Web page and app entries
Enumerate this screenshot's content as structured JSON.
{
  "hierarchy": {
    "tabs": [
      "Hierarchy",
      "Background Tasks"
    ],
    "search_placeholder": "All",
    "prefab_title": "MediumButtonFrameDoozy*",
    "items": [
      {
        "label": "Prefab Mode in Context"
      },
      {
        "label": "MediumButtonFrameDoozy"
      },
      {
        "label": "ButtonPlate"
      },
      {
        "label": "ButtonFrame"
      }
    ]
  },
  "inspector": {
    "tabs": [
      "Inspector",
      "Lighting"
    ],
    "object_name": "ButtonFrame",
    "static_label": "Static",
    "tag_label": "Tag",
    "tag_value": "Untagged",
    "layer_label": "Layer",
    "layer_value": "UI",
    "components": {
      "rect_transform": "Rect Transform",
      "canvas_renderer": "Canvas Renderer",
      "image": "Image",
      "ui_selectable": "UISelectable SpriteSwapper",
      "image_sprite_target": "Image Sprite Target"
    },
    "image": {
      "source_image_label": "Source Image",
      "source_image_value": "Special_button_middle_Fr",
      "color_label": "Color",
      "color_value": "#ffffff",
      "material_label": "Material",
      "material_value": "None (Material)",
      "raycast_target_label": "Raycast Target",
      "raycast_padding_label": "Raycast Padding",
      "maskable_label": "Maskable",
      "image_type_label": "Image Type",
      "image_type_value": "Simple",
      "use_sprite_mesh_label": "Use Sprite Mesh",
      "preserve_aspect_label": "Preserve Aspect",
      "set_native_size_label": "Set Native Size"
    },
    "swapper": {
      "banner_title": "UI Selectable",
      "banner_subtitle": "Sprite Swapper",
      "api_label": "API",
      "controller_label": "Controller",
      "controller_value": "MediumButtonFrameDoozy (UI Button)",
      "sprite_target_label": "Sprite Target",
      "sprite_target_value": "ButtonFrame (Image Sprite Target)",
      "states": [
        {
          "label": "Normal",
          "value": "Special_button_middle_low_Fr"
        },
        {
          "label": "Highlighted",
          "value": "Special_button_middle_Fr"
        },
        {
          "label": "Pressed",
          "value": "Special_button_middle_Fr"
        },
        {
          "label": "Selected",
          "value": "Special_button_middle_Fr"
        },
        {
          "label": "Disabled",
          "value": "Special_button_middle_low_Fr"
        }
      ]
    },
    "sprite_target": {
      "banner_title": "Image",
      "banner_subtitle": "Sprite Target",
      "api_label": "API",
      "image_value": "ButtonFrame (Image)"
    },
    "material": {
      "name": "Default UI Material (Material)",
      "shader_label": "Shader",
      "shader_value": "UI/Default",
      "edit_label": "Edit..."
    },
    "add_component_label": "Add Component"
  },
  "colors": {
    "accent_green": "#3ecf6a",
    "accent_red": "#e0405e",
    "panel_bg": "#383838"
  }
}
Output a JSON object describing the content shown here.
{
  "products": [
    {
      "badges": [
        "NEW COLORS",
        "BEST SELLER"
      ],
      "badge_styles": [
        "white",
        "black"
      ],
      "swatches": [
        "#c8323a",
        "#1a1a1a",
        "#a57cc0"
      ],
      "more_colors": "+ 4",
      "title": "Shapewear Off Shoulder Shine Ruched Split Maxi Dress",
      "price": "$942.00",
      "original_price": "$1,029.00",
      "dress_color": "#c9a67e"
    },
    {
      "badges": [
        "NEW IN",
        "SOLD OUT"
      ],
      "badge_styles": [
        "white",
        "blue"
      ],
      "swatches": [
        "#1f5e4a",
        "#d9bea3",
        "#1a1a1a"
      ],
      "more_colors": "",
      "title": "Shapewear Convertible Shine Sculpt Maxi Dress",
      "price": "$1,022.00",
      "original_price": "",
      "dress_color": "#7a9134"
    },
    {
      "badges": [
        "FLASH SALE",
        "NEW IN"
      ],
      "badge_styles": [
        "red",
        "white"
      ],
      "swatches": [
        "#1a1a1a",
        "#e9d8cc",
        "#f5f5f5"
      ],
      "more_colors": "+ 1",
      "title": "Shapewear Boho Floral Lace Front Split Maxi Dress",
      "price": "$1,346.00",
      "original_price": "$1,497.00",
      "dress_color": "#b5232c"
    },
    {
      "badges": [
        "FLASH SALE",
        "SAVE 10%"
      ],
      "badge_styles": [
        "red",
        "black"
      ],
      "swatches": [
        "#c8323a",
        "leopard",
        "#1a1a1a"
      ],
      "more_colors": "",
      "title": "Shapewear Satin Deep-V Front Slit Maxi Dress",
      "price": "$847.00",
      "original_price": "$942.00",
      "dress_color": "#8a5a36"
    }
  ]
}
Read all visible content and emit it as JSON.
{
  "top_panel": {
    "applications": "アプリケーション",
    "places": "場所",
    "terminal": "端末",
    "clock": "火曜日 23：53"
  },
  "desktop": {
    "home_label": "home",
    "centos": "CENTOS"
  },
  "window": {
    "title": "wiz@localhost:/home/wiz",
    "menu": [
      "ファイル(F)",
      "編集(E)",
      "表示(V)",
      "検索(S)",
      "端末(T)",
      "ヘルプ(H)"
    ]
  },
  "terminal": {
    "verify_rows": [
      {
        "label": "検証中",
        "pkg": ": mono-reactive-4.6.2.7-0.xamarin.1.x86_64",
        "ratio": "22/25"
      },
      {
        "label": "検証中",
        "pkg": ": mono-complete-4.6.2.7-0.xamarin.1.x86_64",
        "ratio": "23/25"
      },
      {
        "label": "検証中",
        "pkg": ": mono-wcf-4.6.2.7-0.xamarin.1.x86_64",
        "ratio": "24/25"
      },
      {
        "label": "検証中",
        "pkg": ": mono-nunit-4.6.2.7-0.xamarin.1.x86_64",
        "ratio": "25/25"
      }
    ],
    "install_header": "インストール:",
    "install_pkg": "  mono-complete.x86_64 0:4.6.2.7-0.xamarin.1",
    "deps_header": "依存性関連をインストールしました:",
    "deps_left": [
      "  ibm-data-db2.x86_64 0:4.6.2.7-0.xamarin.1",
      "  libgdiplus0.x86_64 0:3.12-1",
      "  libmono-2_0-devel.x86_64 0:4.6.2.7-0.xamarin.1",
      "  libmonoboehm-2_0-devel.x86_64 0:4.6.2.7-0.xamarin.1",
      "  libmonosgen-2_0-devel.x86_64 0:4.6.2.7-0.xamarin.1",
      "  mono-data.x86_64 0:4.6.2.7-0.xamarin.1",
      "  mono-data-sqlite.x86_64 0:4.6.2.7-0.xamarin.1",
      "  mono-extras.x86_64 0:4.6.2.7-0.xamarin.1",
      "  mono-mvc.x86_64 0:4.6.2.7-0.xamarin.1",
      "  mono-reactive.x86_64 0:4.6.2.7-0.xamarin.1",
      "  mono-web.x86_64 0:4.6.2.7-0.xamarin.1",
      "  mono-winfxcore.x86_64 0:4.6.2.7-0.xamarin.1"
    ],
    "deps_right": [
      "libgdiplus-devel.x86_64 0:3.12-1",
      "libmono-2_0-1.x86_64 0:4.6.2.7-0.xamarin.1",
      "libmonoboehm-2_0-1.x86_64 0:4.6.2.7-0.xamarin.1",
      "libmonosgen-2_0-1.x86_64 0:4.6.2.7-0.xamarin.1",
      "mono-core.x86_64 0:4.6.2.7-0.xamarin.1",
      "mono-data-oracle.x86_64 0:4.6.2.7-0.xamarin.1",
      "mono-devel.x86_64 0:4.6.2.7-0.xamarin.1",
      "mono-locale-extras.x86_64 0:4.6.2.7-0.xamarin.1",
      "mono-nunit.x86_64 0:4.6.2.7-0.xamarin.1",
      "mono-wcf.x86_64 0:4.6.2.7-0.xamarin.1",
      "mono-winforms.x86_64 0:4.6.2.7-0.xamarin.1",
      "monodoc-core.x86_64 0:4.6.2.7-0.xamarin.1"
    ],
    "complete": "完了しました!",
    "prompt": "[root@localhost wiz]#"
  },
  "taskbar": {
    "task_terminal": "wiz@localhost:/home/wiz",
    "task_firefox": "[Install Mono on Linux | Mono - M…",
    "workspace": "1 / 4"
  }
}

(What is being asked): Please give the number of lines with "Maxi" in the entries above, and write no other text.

(Completed exercise): 4